Bridges says that like Jean, Gyllenhaal is both fragile and ferocious. The two first met at the December 2003 Manhattan premiere of Gyllenhaal’s movie Mona Lisa Smile, where Bridges told the actress they’d work together someday.
“With Maggie, there’s a tenderness and sensitivity for herself and others. She’s very open and sweet, and then she has a tough side, too, that is protective of her tenderness,” Bridges says.
In person, Gyllenhaal used to be cool and somewhat standoffish. Today, she’s a different person: sweeter, gentler, gigglier and far more approachable. She attributes the change to growing up and becoming a mom.
In her 20s, Gyllenhaal says, “I thought the idea was to be as strong as you could in my work, in my life. To just be fierce and bold. I don’t think that anymore. I’ve gotten softer.
“You have to be so brave to feel your feelings. You have to have a different kind of strength to reveal the ways in which you’re weak and the things you’re ashamed of. And I think Jean has more of that than anyone I’ve played.”
“I want to be her when I grow up. Emma was the one who said to me — when I was a newlywed, I had no nanny and I was working on this movie — she said, ‘You have to let yourself drop the ball. Human beings do that. If you don’t, some really important part of you won’t survive.’ She wrote it to me in a text. I think about it all the time,” Gyllenhaal says.
She and her husband (currently starring in An Education) do their best to juggle thriving careers and work on movies only when the other isn’t working. But she concedes that because they don’t have the power of, say, Brad Pitt and Angelina Jolie, striking a balance is tough.
“Peter came with me when I shot Nanny McPhee the whole summer.

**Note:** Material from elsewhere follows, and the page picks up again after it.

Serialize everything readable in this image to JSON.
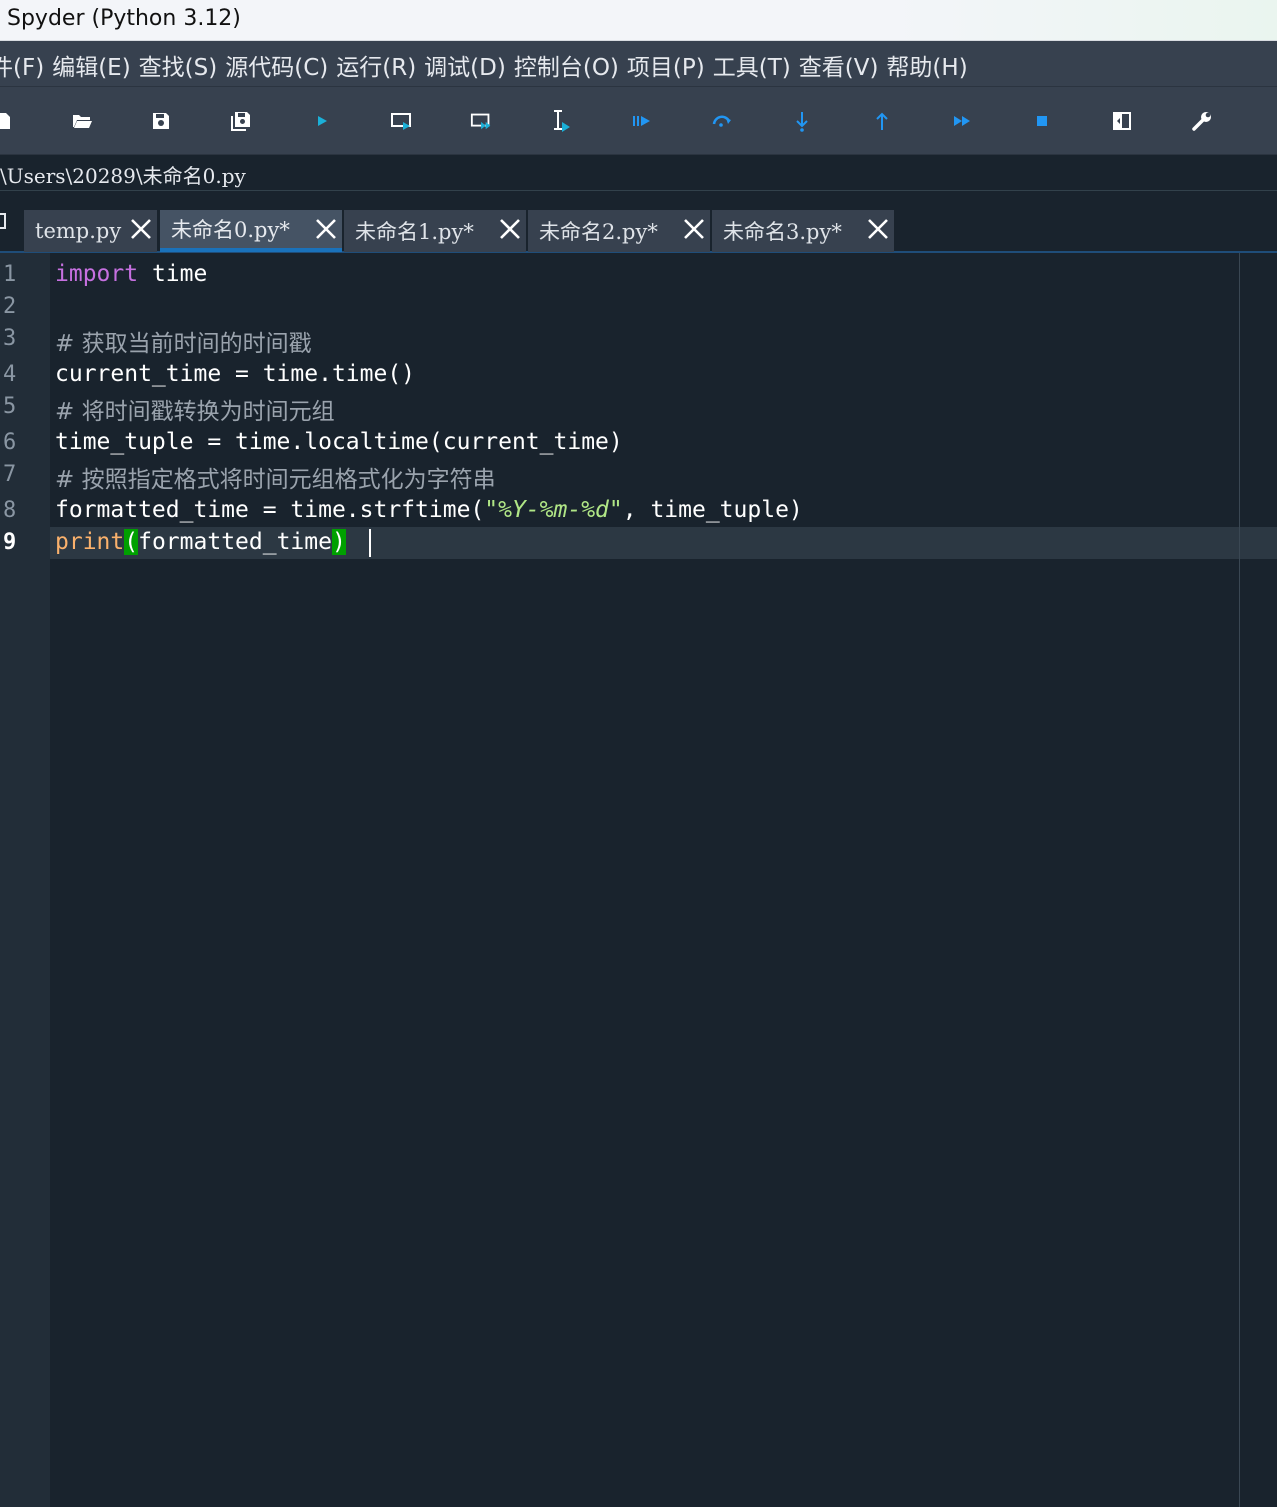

We’d just gotten married, so it was great that we got to be together. We both have turned things down when we just couldn’t keep our family life healthy.”